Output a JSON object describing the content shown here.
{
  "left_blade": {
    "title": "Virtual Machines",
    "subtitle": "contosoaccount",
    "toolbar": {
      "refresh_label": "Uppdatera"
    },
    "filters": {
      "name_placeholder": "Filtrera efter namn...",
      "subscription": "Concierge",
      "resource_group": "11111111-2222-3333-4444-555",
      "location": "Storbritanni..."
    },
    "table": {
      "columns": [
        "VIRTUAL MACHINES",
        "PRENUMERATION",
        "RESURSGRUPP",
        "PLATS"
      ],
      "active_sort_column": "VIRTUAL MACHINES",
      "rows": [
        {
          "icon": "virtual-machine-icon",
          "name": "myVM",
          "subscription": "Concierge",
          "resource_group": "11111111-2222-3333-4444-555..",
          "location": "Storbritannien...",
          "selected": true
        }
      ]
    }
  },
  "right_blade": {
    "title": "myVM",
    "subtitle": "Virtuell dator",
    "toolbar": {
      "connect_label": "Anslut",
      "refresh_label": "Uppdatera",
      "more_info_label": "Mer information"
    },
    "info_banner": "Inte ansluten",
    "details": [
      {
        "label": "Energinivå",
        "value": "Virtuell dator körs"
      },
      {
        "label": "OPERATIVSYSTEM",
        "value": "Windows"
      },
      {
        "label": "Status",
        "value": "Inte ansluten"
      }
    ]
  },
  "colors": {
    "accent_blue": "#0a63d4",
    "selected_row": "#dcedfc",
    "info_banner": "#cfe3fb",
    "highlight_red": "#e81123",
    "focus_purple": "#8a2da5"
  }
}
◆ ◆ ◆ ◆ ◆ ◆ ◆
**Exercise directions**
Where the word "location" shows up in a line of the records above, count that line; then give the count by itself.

**Solution**
2